* [Your objective] Copy, from the material below, every line in which the word "Firma" can be found.

Top of Supplied material

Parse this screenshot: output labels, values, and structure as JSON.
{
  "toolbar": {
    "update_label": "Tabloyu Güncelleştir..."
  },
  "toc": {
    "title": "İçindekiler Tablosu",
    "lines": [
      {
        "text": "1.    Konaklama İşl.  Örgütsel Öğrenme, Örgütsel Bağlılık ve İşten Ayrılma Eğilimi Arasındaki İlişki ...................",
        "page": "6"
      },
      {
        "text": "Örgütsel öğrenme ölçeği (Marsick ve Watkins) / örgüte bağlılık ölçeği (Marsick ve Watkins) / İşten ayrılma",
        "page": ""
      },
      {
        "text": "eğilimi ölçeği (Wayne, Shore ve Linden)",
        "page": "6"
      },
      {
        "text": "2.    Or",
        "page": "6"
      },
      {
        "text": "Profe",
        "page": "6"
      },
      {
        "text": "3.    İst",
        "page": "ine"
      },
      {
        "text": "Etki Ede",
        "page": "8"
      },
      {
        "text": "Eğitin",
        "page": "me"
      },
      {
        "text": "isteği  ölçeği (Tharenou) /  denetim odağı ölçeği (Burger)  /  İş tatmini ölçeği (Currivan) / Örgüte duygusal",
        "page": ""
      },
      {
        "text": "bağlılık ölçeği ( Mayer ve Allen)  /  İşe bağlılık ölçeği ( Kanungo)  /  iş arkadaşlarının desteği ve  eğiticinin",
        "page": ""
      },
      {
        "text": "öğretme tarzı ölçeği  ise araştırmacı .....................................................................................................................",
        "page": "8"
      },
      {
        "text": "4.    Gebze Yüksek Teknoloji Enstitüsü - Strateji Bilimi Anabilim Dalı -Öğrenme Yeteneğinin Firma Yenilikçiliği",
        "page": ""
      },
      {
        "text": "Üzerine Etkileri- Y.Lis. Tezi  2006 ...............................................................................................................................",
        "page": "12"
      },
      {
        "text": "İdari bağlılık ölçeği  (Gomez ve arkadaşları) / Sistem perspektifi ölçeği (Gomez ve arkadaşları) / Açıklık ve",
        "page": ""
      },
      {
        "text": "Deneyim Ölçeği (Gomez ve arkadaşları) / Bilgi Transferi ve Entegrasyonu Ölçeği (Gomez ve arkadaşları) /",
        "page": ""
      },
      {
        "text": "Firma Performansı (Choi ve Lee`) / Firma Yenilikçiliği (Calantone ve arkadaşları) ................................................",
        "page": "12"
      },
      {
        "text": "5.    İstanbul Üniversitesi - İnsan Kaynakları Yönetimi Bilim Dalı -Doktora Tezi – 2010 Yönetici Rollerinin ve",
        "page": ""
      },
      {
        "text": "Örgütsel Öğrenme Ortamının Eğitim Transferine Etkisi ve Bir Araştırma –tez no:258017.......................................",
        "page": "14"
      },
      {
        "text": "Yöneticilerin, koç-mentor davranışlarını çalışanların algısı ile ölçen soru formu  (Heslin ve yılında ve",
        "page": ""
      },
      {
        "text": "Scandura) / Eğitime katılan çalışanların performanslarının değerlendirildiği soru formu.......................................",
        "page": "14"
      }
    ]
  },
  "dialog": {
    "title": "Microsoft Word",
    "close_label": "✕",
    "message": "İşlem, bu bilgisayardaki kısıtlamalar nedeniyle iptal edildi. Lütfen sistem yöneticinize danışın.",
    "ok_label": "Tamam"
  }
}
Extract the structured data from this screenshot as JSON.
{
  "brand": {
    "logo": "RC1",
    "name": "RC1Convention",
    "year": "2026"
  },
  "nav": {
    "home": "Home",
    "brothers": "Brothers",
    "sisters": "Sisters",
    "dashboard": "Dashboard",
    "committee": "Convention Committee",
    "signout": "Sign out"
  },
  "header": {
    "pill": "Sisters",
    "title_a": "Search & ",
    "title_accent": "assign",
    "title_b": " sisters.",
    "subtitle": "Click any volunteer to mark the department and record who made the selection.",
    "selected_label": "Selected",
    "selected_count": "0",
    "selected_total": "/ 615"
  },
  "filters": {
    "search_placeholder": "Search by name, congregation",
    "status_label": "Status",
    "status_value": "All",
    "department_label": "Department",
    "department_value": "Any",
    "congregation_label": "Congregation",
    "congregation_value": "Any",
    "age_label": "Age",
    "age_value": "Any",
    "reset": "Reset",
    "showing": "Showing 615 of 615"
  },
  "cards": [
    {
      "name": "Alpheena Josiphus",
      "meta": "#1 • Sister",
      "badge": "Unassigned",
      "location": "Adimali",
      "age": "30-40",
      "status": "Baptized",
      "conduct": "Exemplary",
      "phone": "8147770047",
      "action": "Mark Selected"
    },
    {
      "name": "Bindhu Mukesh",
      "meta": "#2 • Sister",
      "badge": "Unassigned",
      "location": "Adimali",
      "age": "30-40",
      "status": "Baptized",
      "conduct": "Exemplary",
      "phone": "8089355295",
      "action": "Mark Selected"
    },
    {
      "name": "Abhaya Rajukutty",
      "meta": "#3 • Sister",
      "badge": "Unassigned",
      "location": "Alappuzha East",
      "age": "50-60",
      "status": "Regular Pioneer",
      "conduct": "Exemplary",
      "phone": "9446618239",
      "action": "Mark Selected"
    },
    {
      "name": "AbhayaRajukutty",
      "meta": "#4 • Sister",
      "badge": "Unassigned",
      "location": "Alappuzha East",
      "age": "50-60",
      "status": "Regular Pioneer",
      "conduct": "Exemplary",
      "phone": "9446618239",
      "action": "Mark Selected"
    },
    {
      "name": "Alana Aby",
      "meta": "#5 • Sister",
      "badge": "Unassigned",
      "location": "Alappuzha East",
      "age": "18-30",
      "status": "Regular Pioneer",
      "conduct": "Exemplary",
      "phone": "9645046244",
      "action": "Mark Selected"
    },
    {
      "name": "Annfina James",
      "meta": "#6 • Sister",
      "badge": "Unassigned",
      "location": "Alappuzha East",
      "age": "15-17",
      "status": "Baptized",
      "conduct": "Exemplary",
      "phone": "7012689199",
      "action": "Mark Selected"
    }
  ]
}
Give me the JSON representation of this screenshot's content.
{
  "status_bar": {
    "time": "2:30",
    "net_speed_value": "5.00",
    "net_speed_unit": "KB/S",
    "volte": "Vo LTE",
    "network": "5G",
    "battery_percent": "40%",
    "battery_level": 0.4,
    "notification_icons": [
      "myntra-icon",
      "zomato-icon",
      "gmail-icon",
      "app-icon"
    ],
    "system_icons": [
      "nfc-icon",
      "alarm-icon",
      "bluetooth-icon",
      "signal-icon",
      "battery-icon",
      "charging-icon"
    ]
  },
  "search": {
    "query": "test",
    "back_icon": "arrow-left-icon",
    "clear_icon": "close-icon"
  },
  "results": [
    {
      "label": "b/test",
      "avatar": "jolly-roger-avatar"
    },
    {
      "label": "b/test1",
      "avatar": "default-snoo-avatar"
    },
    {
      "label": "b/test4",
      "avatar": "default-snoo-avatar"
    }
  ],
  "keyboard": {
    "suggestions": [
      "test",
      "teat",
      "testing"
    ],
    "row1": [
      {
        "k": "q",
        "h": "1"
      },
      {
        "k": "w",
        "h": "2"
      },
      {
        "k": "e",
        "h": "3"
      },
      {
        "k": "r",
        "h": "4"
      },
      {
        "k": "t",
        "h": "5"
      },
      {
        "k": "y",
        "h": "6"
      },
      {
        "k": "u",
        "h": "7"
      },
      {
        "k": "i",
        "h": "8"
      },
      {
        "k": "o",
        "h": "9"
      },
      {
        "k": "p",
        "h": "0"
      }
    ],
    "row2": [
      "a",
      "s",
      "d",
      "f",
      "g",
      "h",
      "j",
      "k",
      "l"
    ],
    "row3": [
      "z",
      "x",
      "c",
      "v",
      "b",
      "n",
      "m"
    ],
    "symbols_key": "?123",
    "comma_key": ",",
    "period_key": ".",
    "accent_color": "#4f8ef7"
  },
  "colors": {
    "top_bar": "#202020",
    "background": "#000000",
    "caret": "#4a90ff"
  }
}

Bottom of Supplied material

* [Written response]
        "text": "4.    Gebze Yüksek Teknoloji Enstitüsü - Strateji Bilimi Anabilim Dalı -Öğrenme Yeteneğinin Firma Yenilikçiliği",
        "text": "Firma Performansı (Choi ve Lee`) / Firma Yenilikçiliği (Calantone ve arkadaşları) ................................................",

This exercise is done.